> What is being asked:
Copy the whole listing verbatim.

[Available data]

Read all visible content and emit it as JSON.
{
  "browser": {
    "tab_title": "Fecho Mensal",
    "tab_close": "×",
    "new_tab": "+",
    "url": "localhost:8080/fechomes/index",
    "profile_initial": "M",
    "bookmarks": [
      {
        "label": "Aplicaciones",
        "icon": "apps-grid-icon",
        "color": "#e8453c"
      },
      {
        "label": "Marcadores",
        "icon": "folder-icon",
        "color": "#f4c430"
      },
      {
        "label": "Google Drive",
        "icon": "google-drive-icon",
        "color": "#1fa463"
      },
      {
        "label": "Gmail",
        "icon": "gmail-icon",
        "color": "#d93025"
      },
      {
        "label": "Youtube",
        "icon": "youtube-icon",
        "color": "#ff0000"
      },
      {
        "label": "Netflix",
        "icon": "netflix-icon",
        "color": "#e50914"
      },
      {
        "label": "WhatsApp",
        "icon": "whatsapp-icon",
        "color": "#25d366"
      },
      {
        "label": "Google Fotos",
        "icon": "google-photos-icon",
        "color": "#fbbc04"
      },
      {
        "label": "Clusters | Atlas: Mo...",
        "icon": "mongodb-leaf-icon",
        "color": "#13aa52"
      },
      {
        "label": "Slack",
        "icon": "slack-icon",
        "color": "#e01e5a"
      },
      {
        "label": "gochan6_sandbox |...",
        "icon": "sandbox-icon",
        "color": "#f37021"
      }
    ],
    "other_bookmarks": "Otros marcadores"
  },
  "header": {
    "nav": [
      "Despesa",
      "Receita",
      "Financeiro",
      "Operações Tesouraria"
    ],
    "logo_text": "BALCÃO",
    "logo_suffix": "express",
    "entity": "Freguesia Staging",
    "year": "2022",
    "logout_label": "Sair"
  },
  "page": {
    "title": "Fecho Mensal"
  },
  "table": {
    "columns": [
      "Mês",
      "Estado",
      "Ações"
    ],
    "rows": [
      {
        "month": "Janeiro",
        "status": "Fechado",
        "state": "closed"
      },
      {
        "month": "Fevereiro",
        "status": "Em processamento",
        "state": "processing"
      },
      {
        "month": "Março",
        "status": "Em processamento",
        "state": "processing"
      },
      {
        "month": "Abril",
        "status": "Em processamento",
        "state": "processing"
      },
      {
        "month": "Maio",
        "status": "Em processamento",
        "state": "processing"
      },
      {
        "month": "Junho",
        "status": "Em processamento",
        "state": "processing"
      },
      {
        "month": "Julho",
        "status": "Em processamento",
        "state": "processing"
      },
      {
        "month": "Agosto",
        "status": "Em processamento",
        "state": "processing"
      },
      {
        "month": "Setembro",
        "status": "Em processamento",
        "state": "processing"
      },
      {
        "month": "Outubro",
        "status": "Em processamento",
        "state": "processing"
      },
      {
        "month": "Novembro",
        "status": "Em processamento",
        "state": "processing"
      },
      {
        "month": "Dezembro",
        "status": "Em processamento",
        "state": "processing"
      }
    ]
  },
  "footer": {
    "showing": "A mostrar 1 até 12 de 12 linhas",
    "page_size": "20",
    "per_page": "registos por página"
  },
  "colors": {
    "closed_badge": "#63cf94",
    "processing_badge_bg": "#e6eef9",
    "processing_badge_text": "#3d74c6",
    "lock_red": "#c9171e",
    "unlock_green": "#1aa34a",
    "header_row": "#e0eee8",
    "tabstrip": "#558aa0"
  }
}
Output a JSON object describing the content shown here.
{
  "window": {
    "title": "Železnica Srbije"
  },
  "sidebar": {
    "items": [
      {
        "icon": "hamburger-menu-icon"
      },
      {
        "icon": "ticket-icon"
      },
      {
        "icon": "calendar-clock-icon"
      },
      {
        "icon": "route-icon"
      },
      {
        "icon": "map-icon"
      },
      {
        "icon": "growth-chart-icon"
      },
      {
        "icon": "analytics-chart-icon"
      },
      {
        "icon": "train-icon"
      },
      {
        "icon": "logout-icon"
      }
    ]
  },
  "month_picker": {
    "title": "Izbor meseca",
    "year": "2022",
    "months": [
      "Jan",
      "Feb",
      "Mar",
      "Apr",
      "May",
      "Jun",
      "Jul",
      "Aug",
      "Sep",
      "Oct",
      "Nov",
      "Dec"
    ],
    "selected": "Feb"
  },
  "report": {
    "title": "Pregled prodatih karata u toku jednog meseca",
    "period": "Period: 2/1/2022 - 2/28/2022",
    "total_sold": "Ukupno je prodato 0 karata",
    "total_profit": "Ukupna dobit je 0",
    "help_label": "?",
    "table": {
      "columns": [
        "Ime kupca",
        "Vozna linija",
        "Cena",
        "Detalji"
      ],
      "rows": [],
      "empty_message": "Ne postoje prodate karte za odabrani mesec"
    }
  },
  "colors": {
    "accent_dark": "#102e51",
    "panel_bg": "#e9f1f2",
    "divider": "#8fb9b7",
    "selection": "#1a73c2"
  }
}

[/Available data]

> Finished exercise:
Read all visible content and emit it as JSON.
{
  "browser": {
    "tab_title": "Fecho Mensal",
    "tab_close": "×",
    "new_tab": "+",
    "url": "localhost:8080/fechomes/index",
    "profile_initial": "M",
    "bookmarks": [
      {
        "label": "Aplicaciones",
        "icon": "apps-grid-icon",
        "color": "#e8453c"
      },
      {
        "label": "Marcadores",
        "icon": "folder-icon",
        "color": "#f4c430"
      },
      {
        "label": "Google Drive",
        "icon": "google-drive-icon",
        "color": "#1fa463"
      },
      {
        "label": "Gmail",
        "icon": "gmail-icon",
        "color": "#d93025"
      },
      {
        "label": "Youtube",
        "icon": "youtube-icon",
        "color": "#ff0000"
      },
      {
        "label": "Netflix",
        "icon": "netflix-icon",
        "color": "#e50914"
      },
      {
        "label": "WhatsApp",
        "icon": "whatsapp-icon",
        "color": "#25d366"
      },
      {
        "label": "Google Fotos",
        "icon": "google-photos-icon",
        "color": "#fbbc04"
      },
      {
        "label": "Clusters | Atlas: Mo...",
        "icon": "mongodb-leaf-icon",
        "color": "#13aa52"
      },
      {
        "label": "Slack",
        "icon": "slack-icon",
        "color": "#e01e5a"
      },
      {
        "label": "gochan6_sandbox |...",
        "icon": "sandbox-icon",
        "color": "#f37021"
      }
    ],
    "other_bookmarks": "Otros marcadores"
  },
  "header": {
    "nav": [
      "Despesa",
      "Receita",
      "Financeiro",
      "Operações Tesouraria"
    ],
    "logo_text": "BALCÃO",
    "logo_suffix": "express",
    "entity": "Freguesia Staging",
    "year": "2022",
    "logout_label": "Sair"
  },
  "page": {
    "title": "Fecho Mensal"
  },
  "table": {
    "columns": [
      "Mês",
      "Estado",
      "Ações"
    ],
    "rows": [
      {
        "month": "Janeiro",
        "status": "Fechado",
        "state": "closed"
      },
      {
        "month": "Fevereiro",
        "status": "Em processamento",
        "state": "processing"
      },
      {
        "month": "Março",
        "status": "Em processamento",
        "state": "processing"
      },
      {
        "month": "Abril",
        "status": "Em processamento",
        "state": "processing"
      },
      {
        "month": "Maio",
        "status": "Em processamento",
        "state": "processing"
      },
      {
        "month": "Junho",
        "status": "Em processamento",
        "state": "processing"
      },
      {
        "month": "Julho",
        "status": "Em processamento",
        "state": "processing"
      },
      {
        "month": "Agosto",
        "status": "Em processamento",
        "state": "processing"
      },
      {
        "month": "Setembro",
        "status": "Em processamento",
        "state": "processing"
      },
      {
        "month": "Outubro",
        "status": "Em processamento",
        "state": "processing"
      },
      {
        "month": "Novembro",
        "status": "Em processamento",
        "state": "processing"
      },
      {
        "month": "Dezembro",
        "status": "Em processamento",
        "state": "processing"
      }
    ]
  },
  "footer": {
    "showing": "A mostrar 1 até 12 de 12 linhas",
    "page_size": "20",
    "per_page": "registos por página"
  },
  "colors": {
    "closed_badge": "#63cf94",
    "processing_badge_bg": "#e6eef9",
    "processing_badge_text": "#3d74c6",
    "lock_red": "#c9171e",
    "unlock_green": "#1aa34a",
    "header_row": "#e0eee8",
    "tabstrip": "#558aa0"
  }
}
Output a JSON object describing the content shown here.
{
  "window": {
    "title": "Železnica Srbije"
  },
  "sidebar": {
    "items": [
      {
        "icon": "hamburger-menu-icon"
      },
      {
        "icon": "ticket-icon"
      },
      {
        "icon": "calendar-clock-icon"
      },
      {
        "icon": "route-icon"
      },
      {
        "icon": "map-icon"
      },
      {
        "icon": "growth-chart-icon"
      },
      {
        "icon": "analytics-chart-icon"
      },
      {
        "icon": "train-icon"
      },
      {
        "icon": "logout-icon"
      }
    ]
  },
  "month_picker": {
    "title": "Izbor meseca",
    "year": "2022",
    "months": [
      "Jan",
      "Feb",
      "Mar",
      "Apr",
      "May",
      "Jun",
      "Jul",
      "Aug",
      "Sep",
      "Oct",
      "Nov",
      "Dec"
    ],
    "selected": "Feb"
  },
  "report": {
    "title": "Pregled prodatih karata u toku jednog meseca",
    "period": "Period: 2/1/2022 - 2/28/2022",
    "total_sold": "Ukupno je prodato 0 karata",
    "total_profit": "Ukupna dobit je 0",
    "help_label": "?",
    "table": {
      "columns": [
        "Ime kupca",
        "Vozna linija",
        "Cena",
        "Detalji"
      ],
      "rows": [],
      "empty_message": "Ne postoje prodate karte za odabrani mesec"
    }
  },
  "colors": {
    "accent_dark": "#102e51",
    "panel_bg": "#e9f1f2",
    "divider": "#8fb9b7",
    "selection": "#1a73c2"
  }
}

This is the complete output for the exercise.